* _RECORDS SHOWN_
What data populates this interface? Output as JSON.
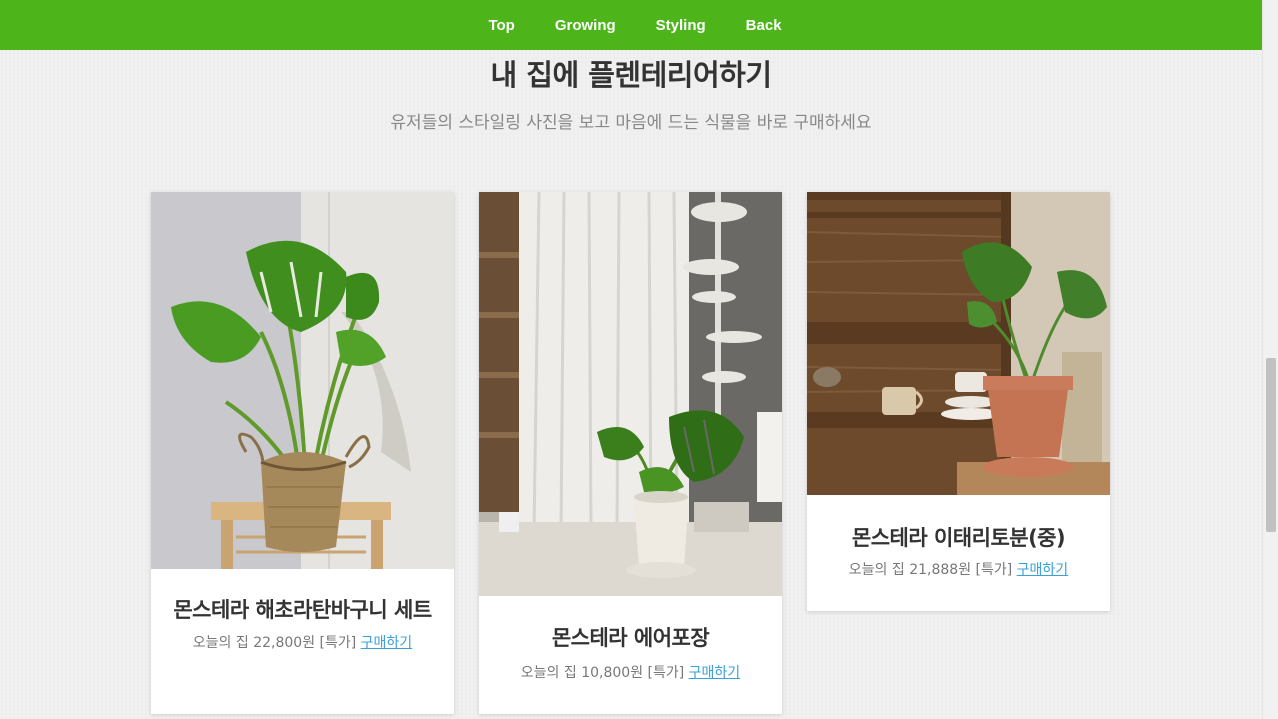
{
  "nav": {
    "items": [
      "Top",
      "Growing",
      "Styling",
      "Back"
    ]
  },
  "section": {
    "title": "내 집에 플렌테리어하기",
    "subtitle": "유저들의 스타일링 사진을 보고 마음에 드는 식물을 바로 구매하세요"
  },
  "cards": [
    {
      "title": "몬스테라 해초라탄바구니 세트",
      "meta": "오늘의 집 22,800원 [특가]",
      "buy": "구매하기"
    },
    {
      "title": "몬스테라 에어포장",
      "meta": "오늘의 집 10,800원 [특가]",
      "buy": "구매하기"
    },
    {
      "title": "몬스테라 이태리토분(중)",
      "meta": "오늘의 집 21,888원 [특가]",
      "buy": "구매하기"
    }
  ],
  "colors": {
    "nav_bg": "#4db41a",
    "link": "#3aa0d8"
  }
}
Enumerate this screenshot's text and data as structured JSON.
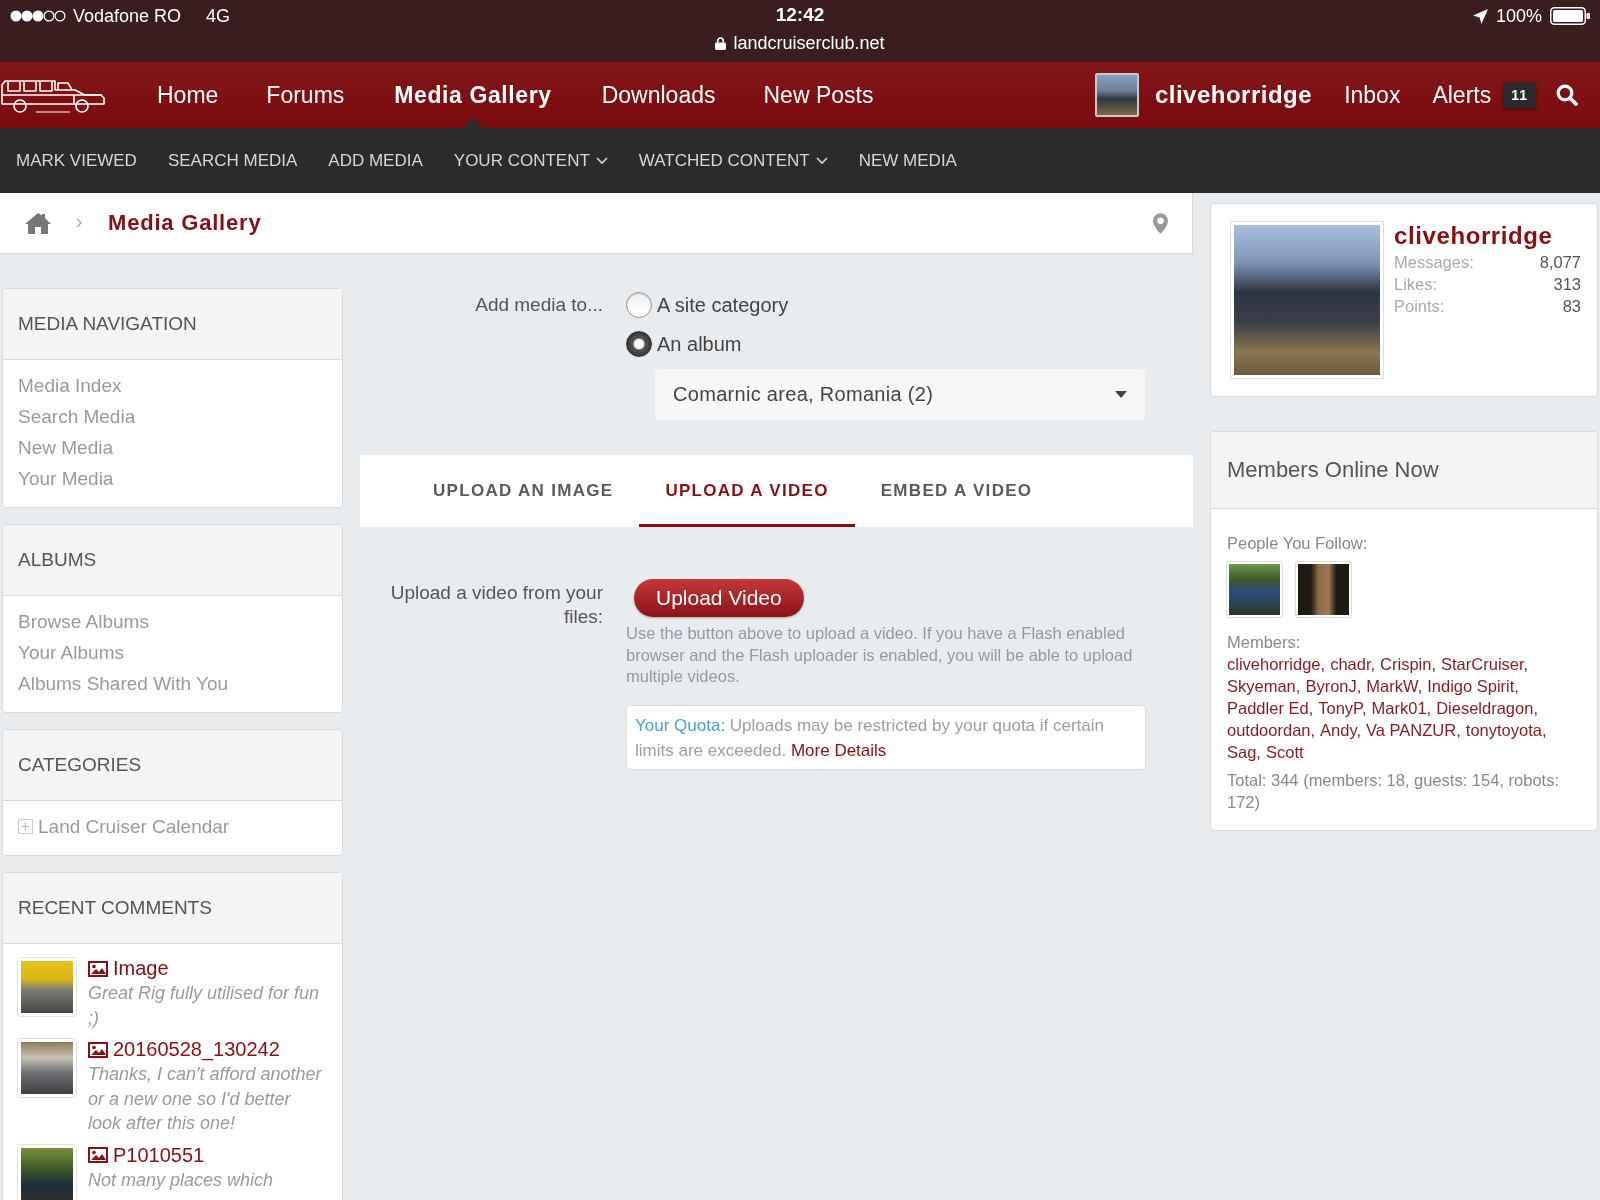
{
  "status_bar": {
    "carrier": "Vodafone RO",
    "network": "4G",
    "time": "12:42",
    "url": "landcruiserclub.net",
    "battery": "100%"
  },
  "nav": {
    "items": [
      {
        "label": "Home",
        "selected": false
      },
      {
        "label": "Forums",
        "selected": false
      },
      {
        "label": "Media Gallery",
        "selected": true
      },
      {
        "label": "Downloads",
        "selected": false
      },
      {
        "label": "New Posts",
        "selected": false
      }
    ],
    "user": "clivehorridge",
    "inbox": "Inbox",
    "alerts": {
      "label": "Alerts",
      "count": "11"
    }
  },
  "subnav": [
    {
      "label": "MARK VIEWED",
      "dropdown": false
    },
    {
      "label": "SEARCH MEDIA",
      "dropdown": false
    },
    {
      "label": "ADD MEDIA",
      "dropdown": false
    },
    {
      "label": "YOUR CONTENT",
      "dropdown": true
    },
    {
      "label": "WATCHED CONTENT",
      "dropdown": true
    },
    {
      "label": "NEW MEDIA",
      "dropdown": false
    }
  ],
  "breadcrumb": {
    "current": "Media Gallery"
  },
  "sidebar": {
    "panels": [
      {
        "kind": "links",
        "title": "MEDIA NAVIGATION",
        "items": [
          "Media Index",
          "Search Media",
          "New Media",
          "Your Media"
        ]
      },
      {
        "kind": "links",
        "title": "ALBUMS",
        "items": [
          "Browse Albums",
          "Your Albums",
          "Albums Shared With You"
        ]
      },
      {
        "kind": "tree",
        "title": "CATEGORIES",
        "items": [
          {
            "label": "Land Cruiser Calendar",
            "expanded": false
          }
        ]
      },
      {
        "kind": "comments",
        "title": "RECENT COMMENTS",
        "items": [
          {
            "title": "Image",
            "comment": "Great Rig fully utilised for fun ;)"
          },
          {
            "title": "20160528_130242",
            "comment": "Thanks, I can't afford another or a new one so I'd better look after this one!"
          },
          {
            "title": "P1010551",
            "comment": "Not many places which"
          }
        ]
      }
    ]
  },
  "form": {
    "label": "Add media to...",
    "options": [
      {
        "label": "A site category",
        "selected": false
      },
      {
        "label": "An album",
        "selected": true
      }
    ],
    "album": {
      "value": "Comarnic area, Romania (2)"
    }
  },
  "tabs": [
    {
      "label": "UPLOAD AN IMAGE",
      "selected": false
    },
    {
      "label": "UPLOAD A VIDEO",
      "selected": true
    },
    {
      "label": "EMBED A VIDEO",
      "selected": false
    }
  ],
  "upload": {
    "label": "Upload a video from your files:",
    "button": "Upload Video",
    "help": "Use the button above to upload a video. If you have a Flash enabled browser and the Flash uploader is enabled, you will be able to upload multiple videos.",
    "quota": {
      "label": "Your Quota:",
      "text": "Uploads may be restricted by your quota if certain limits are exceeded.",
      "link": "More Details"
    }
  },
  "profile": {
    "name": "clivehorridge",
    "stats": [
      {
        "label": "Messages:",
        "value": "8,077"
      },
      {
        "label": "Likes:",
        "value": "313"
      },
      {
        "label": "Points:",
        "value": "83"
      }
    ]
  },
  "members_online": {
    "title": "Members Online Now",
    "following_label": "People You Follow:",
    "members_label": "Members:",
    "members": [
      "clivehorridge,",
      "chadr,",
      "Crispin,",
      "StarCruiser,",
      "Skyeman,",
      "ByronJ,",
      "MarkW,",
      "Indigo Spirit,",
      "Paddler Ed,",
      "TonyP,",
      "Mark01,",
      "Dieseldragon,",
      "outdoordan,",
      "Andy,",
      "Va PANZUR,",
      "tonytoyota,",
      "Sag,",
      "Scott"
    ],
    "total": "Total: 344 (members: 18, guests: 154, robots: 172)"
  }
}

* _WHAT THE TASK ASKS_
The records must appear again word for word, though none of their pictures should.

* _EXERCISE SOLUTION_
What data populates this interface? Output as JSON.
{
  "nav": {
    "items": [
      "Top",
      "Growing",
      "Styling",
      "Back"
    ]
  },
  "section": {
    "title": "내 집에 플렌테리어하기",
    "subtitle": "유저들의 스타일링 사진을 보고 마음에 드는 식물을 바로 구매하세요"
  },
  "cards": [
    {
      "title": "몬스테라 해초라탄바구니 세트",
      "meta": "오늘의 집 22,800원 [특가]",
      "buy": "구매하기"
    },
    {
      "title": "몬스테라 에어포장",
      "meta": "오늘의 집 10,800원 [특가]",
      "buy": "구매하기"
    },
    {
      "title": "몬스테라 이태리토분(중)",
      "meta": "오늘의 집 21,888원 [특가]",
      "buy": "구매하기"
    }
  ],
  "colors": {
    "nav_bg": "#4db41a",
    "link": "#3aa0d8"
  }
}
Enumerate this screenshot's text and data as structured JSON.
{
  "status_bar": {
    "carrier": "Vodafone RO",
    "network": "4G",
    "time": "12:42",
    "url": "landcruiserclub.net",
    "battery": "100%"
  },
  "nav": {
    "items": [
      {
        "label": "Home",
        "selected": false
      },
      {
        "label": "Forums",
        "selected": false
      },
      {
        "label": "Media Gallery",
        "selected": true
      },
      {
        "label": "Downloads",
        "selected": false
      },
      {
        "label": "New Posts",
        "selected": false
      }
    ],
    "user": "clivehorridge",
    "inbox": "Inbox",
    "alerts": {
      "label": "Alerts",
      "count": "11"
    }
  },
  "subnav": [
    {
      "label": "MARK VIEWED",
      "dropdown": false
    },
    {
      "label": "SEARCH MEDIA",
      "dropdown": false
    },
    {
      "label": "ADD MEDIA",
      "dropdown": false
    },
    {
      "label": "YOUR CONTENT",
      "dropdown": true
    },
    {
      "label": "WATCHED CONTENT",
      "dropdown": true
    },
    {
      "label": "NEW MEDIA",
      "dropdown": false
    }
  ],
  "breadcrumb": {
    "current": "Media Gallery"
  },
  "sidebar": {
    "panels": [
      {
        "kind": "links",
        "title": "MEDIA NAVIGATION",
        "items": [
          "Media Index",
          "Search Media",
          "New Media",
          "Your Media"
        ]
      },
      {
        "kind": "links",
        "title": "ALBUMS",
        "items": [
          "Browse Albums",
          "Your Albums",
          "Albums Shared With You"
        ]
      },
      {
        "kind": "tree",
        "title": "CATEGORIES",
        "items": [
          {
            "label": "Land Cruiser Calendar",
            "expanded": false
          }
        ]
      },
      {
        "kind": "comments",
        "title": "RECENT COMMENTS",
        "items": [
          {
            "title": "Image",
            "comment": "Great Rig fully utilised for fun ;)"
          },
          {
            "title": "20160528_130242",
            "comment": "Thanks, I can't afford another or a new one so I'd better look after this one!"
          },
          {
            "title": "P1010551",
            "comment": "Not many places which"
          }
        ]
      }
    ]
  },
  "form": {
    "label": "Add media to...",
    "options": [
      {
        "label": "A site category",
        "selected": false
      },
      {
        "label": "An album",
        "selected": true
      }
    ],
    "album": {
      "value": "Comarnic area, Romania (2)"
    }
  },
  "tabs": [
    {
      "label": "UPLOAD AN IMAGE",
      "selected": false
    },
    {
      "label": "UPLOAD A VIDEO",
      "selected": true
    },
    {
      "label": "EMBED A VIDEO",
      "selected": false
    }
  ],
  "upload": {
    "label": "Upload a video from your files:",
    "button": "Upload Video",
    "help": "Use the button above to upload a video. If you have a Flash enabled browser and the Flash uploader is enabled, you will be able to upload multiple videos.",
    "quota": {
      "label": "Your Quota:",
      "text": "Uploads may be restricted by your quota if certain limits are exceeded.",
      "link": "More Details"
    }
  },
  "profile": {
    "name": "clivehorridge",
    "stats": [
      {
        "label": "Messages:",
        "value": "8,077"
      },
      {
        "label": "Likes:",
        "value": "313"
      },
      {
        "label": "Points:",
        "value": "83"
      }
    ]
  },
  "members_online": {
    "title": "Members Online Now",
    "following_label": "People You Follow:",
    "members_label": "Members:",
    "members": [
      "clivehorridge,",
      "chadr,",
      "Crispin,",
      "StarCruiser,",
      "Skyeman,",
      "ByronJ,",
      "MarkW,",
      "Indigo Spirit,",
      "Paddler Ed,",
      "TonyP,",
      "Mark01,",
      "Dieseldragon,",
      "outdoordan,",
      "Andy,",
      "Va PANZUR,",
      "tonytoyota,",
      "Sag,",
      "Scott"
    ],
    "total": "Total: 344 (members: 18, guests: 154, robots: 172)"
  }
}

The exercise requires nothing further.